Given data |
BEGIN

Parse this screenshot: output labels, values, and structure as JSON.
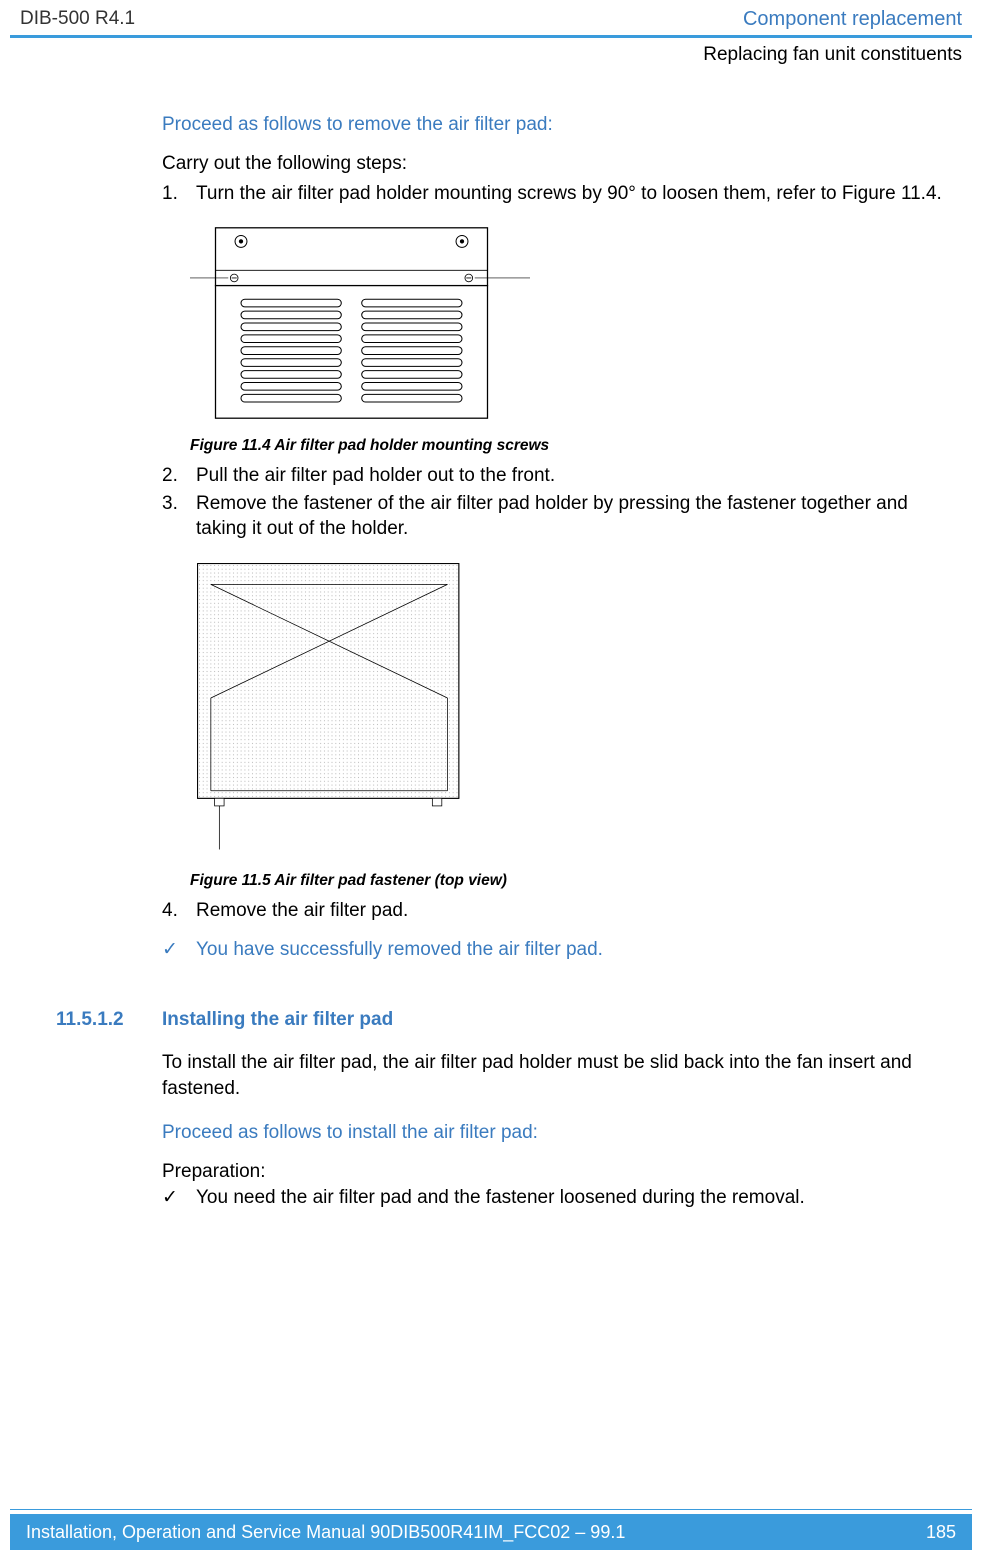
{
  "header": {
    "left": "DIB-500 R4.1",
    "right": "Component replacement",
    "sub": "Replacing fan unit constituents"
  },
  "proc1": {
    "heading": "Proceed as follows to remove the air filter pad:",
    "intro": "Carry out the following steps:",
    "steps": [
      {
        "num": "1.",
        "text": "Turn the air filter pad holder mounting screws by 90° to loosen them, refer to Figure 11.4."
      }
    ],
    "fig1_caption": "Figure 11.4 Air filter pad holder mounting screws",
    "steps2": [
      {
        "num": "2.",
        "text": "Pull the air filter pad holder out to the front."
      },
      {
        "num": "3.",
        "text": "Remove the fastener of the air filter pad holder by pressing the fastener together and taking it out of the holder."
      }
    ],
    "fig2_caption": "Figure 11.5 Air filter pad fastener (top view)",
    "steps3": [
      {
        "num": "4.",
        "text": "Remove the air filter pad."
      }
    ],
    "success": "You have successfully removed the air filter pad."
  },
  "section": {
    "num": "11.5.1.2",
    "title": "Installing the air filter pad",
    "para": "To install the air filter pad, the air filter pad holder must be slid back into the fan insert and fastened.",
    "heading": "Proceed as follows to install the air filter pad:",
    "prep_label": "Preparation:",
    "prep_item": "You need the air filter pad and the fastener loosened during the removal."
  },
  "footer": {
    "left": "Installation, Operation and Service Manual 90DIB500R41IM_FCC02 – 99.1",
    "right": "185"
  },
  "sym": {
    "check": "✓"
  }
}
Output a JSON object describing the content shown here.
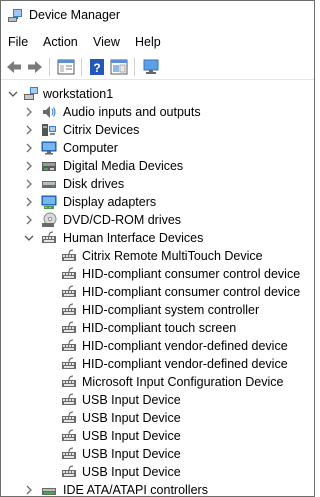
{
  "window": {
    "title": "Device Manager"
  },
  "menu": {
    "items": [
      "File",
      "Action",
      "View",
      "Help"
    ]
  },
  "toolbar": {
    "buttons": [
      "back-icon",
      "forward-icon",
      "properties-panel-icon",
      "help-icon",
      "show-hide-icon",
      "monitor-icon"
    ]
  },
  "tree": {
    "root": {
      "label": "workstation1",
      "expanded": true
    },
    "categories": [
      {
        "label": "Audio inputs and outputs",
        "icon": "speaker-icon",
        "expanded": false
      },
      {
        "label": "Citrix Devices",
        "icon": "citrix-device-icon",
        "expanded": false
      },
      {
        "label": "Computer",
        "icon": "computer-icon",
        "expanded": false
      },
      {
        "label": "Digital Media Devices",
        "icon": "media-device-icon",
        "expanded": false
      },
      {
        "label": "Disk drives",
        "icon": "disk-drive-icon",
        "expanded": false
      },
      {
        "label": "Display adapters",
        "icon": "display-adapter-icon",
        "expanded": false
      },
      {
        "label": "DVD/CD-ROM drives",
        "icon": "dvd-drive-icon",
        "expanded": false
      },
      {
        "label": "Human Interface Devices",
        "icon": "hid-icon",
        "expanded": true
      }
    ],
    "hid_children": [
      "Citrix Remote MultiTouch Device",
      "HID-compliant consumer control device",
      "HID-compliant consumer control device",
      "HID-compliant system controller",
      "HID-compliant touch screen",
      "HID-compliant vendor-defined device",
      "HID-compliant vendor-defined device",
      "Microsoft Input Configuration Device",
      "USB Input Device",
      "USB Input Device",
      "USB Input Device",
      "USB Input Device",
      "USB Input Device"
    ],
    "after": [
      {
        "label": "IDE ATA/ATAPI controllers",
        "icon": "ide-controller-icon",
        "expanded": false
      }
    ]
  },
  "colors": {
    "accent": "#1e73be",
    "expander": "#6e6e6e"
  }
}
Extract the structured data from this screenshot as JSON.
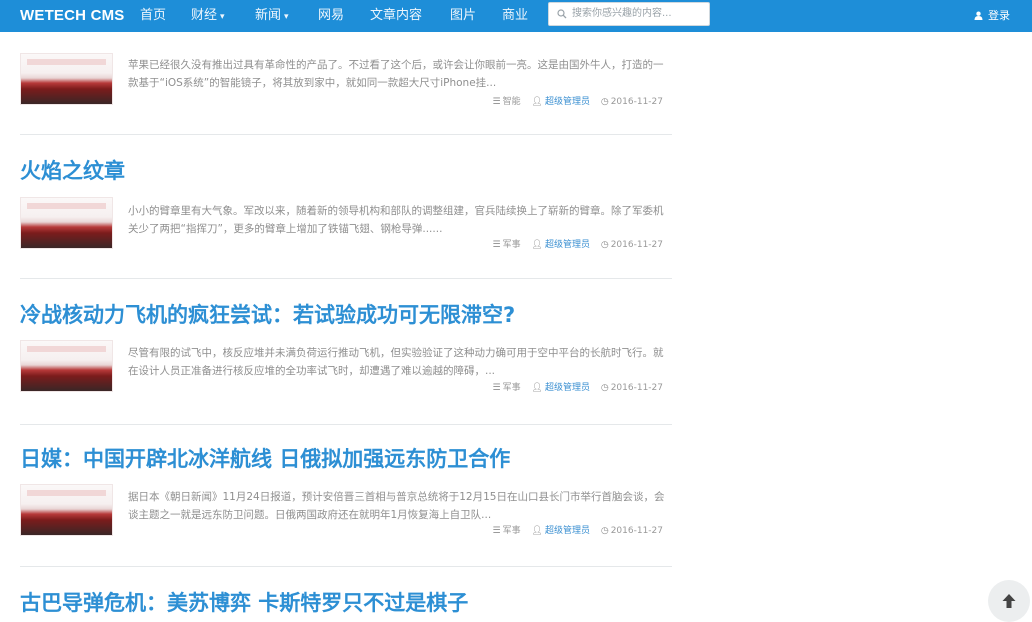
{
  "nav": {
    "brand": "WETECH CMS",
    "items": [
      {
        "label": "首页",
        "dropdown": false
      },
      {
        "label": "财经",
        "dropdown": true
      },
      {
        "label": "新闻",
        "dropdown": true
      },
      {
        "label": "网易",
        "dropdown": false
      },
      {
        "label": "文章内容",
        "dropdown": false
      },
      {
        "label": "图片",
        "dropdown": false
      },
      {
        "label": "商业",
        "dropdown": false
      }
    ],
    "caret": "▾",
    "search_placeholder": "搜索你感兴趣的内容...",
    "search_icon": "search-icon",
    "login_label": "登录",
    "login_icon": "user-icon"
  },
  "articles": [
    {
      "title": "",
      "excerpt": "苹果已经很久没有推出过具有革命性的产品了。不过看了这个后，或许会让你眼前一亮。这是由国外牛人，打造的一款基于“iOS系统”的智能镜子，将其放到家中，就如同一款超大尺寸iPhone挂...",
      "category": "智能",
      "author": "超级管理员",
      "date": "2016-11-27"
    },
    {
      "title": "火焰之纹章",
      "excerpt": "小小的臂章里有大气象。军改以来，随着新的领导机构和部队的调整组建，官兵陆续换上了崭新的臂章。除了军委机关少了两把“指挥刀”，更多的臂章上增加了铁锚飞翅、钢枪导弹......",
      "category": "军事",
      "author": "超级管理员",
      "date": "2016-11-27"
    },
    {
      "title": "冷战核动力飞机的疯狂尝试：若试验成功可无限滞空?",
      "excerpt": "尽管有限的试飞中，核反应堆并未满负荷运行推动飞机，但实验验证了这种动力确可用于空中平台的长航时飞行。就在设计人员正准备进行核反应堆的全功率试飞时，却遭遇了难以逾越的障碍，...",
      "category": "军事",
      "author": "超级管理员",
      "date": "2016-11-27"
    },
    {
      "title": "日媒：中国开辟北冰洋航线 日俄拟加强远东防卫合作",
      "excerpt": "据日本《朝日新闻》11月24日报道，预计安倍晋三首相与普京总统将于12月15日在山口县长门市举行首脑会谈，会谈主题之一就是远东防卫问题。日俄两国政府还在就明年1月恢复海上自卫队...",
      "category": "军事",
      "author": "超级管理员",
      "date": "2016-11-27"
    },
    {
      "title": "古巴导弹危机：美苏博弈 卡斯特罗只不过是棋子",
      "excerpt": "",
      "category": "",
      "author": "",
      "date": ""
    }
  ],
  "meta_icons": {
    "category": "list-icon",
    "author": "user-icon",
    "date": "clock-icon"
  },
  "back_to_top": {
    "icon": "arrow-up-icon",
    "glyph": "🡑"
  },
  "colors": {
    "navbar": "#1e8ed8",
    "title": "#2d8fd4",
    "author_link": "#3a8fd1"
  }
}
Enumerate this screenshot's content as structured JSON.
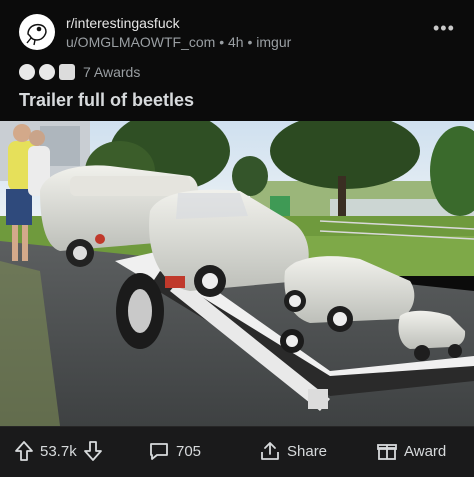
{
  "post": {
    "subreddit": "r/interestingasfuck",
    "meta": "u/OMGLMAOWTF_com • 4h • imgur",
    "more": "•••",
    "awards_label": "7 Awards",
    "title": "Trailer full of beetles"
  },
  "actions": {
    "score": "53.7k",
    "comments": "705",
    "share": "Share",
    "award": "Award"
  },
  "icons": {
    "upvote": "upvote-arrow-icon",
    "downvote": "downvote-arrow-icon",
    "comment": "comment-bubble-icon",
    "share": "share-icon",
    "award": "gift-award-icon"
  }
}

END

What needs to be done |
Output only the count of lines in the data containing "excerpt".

Your response |
5